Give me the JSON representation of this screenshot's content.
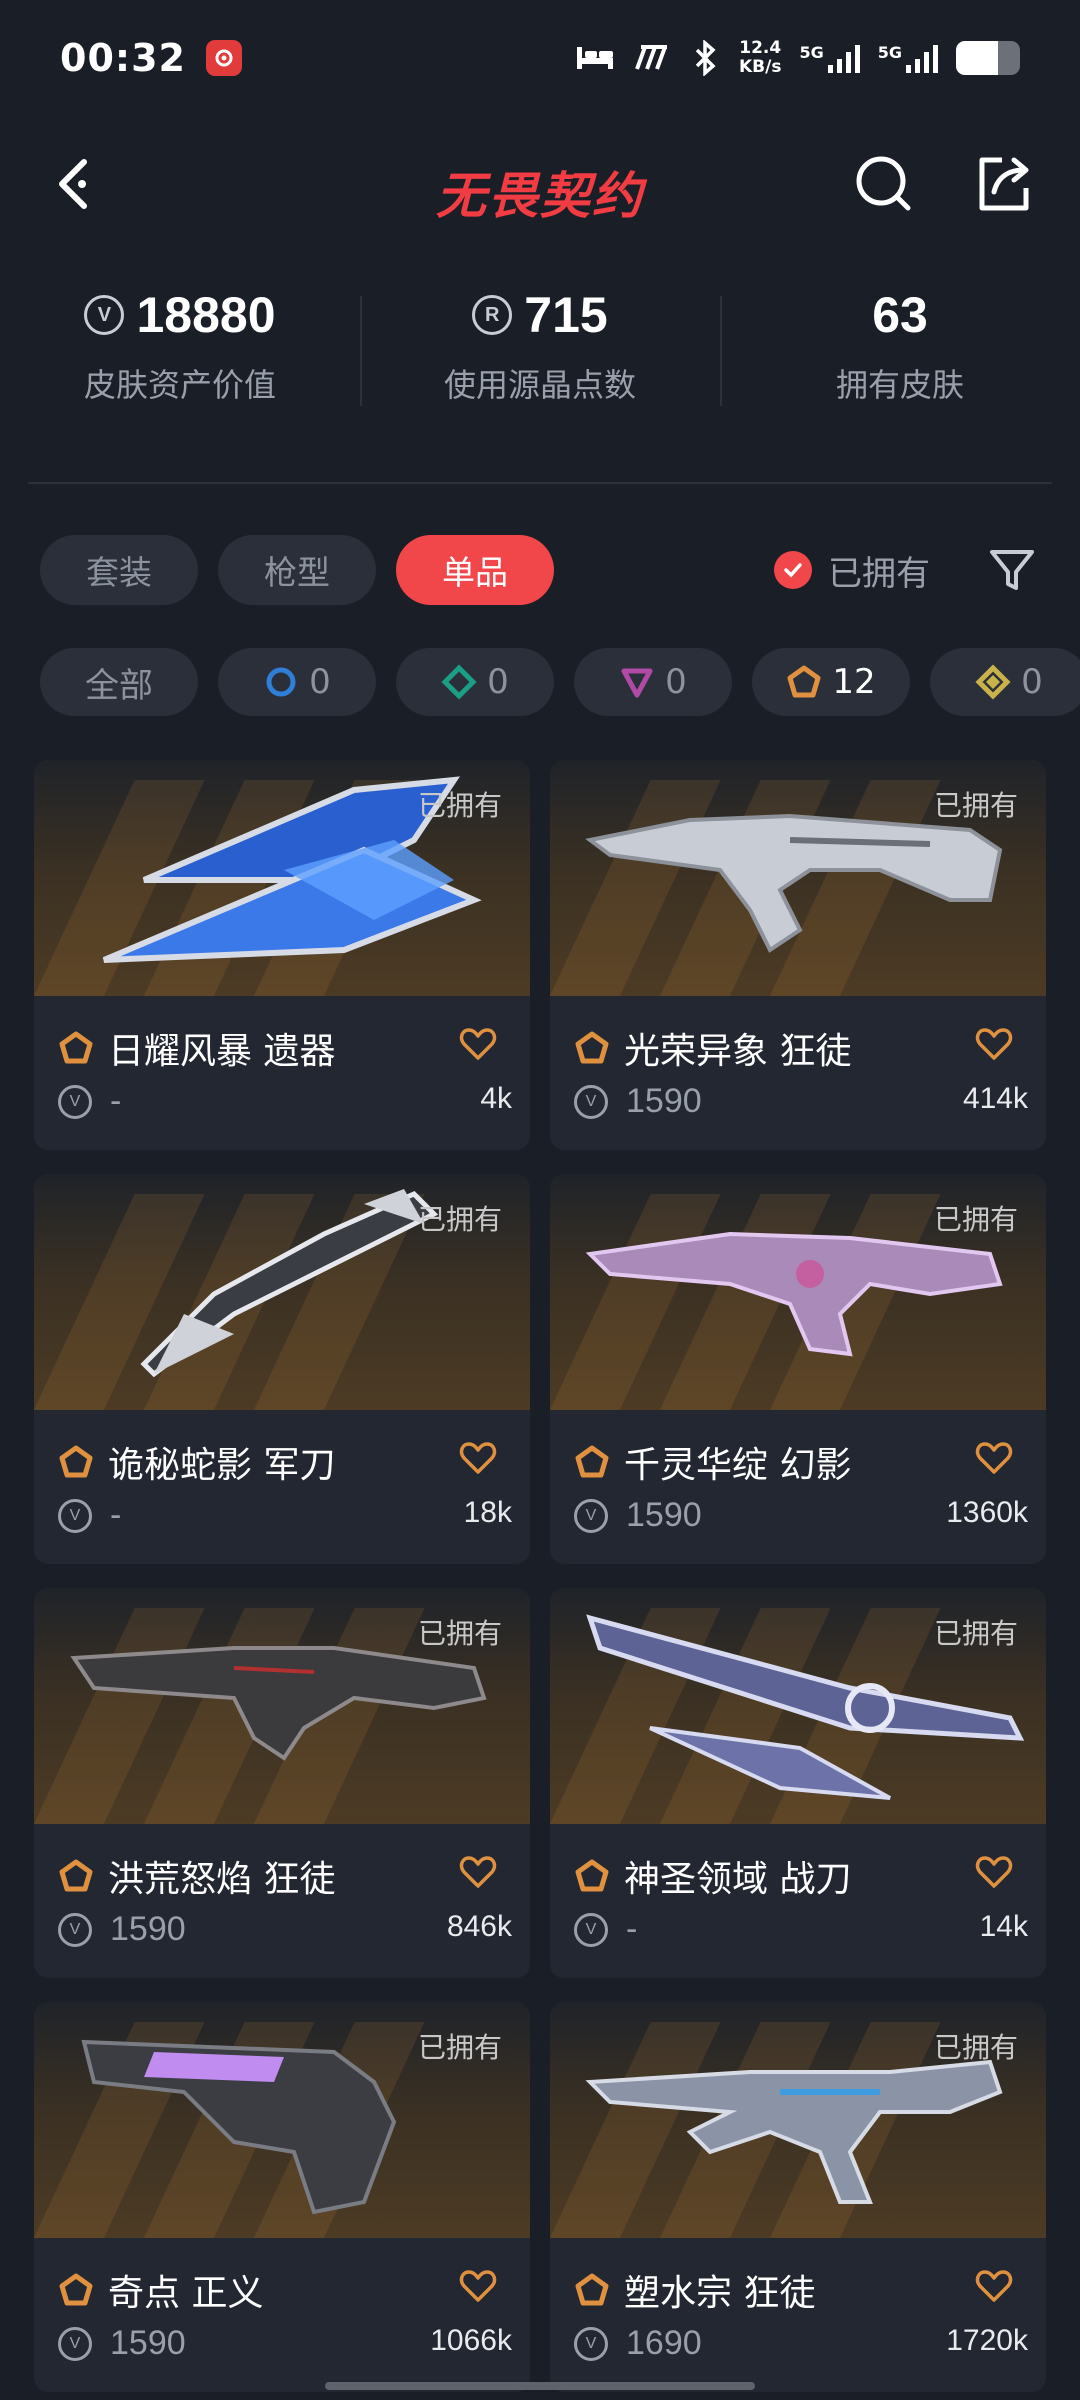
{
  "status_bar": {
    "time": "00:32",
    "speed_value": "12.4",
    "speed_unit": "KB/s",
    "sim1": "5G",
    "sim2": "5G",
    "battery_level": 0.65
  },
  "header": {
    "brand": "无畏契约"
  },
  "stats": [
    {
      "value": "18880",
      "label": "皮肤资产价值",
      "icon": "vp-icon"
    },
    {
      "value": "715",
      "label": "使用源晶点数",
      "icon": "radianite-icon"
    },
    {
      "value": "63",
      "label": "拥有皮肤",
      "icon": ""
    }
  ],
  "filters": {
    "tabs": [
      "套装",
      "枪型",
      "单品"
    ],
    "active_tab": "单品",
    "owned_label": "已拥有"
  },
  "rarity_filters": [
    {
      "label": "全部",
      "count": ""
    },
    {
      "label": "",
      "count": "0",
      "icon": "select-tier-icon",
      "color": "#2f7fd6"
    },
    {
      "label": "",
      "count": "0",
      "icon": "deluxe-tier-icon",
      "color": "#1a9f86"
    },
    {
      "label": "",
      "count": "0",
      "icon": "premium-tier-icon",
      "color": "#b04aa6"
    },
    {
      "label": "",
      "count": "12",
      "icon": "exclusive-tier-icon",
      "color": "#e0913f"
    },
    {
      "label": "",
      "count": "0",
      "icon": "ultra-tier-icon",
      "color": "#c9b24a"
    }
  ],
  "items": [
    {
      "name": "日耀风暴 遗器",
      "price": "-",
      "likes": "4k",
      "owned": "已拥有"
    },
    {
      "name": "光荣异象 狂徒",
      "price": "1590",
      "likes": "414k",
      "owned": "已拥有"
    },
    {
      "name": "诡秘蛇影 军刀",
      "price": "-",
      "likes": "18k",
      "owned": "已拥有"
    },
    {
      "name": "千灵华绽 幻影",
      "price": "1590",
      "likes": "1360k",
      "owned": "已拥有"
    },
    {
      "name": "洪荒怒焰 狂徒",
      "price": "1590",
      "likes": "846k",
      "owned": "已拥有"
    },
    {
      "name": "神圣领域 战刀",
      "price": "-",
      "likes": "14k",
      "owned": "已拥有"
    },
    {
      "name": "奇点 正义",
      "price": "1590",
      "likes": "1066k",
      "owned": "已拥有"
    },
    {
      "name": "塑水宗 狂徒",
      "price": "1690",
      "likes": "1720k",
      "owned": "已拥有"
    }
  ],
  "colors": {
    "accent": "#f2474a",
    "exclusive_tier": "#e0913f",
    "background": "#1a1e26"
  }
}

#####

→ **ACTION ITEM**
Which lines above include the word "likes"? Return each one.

→ **SOLVED PROBLEM**
      "likes": "4k",
      "likes": "414k",
      "likes": "18k",
      "likes": "1360k",
      "likes": "846k",
      "likes": "14k",
      "likes": "1066k",
      "likes": "1720k",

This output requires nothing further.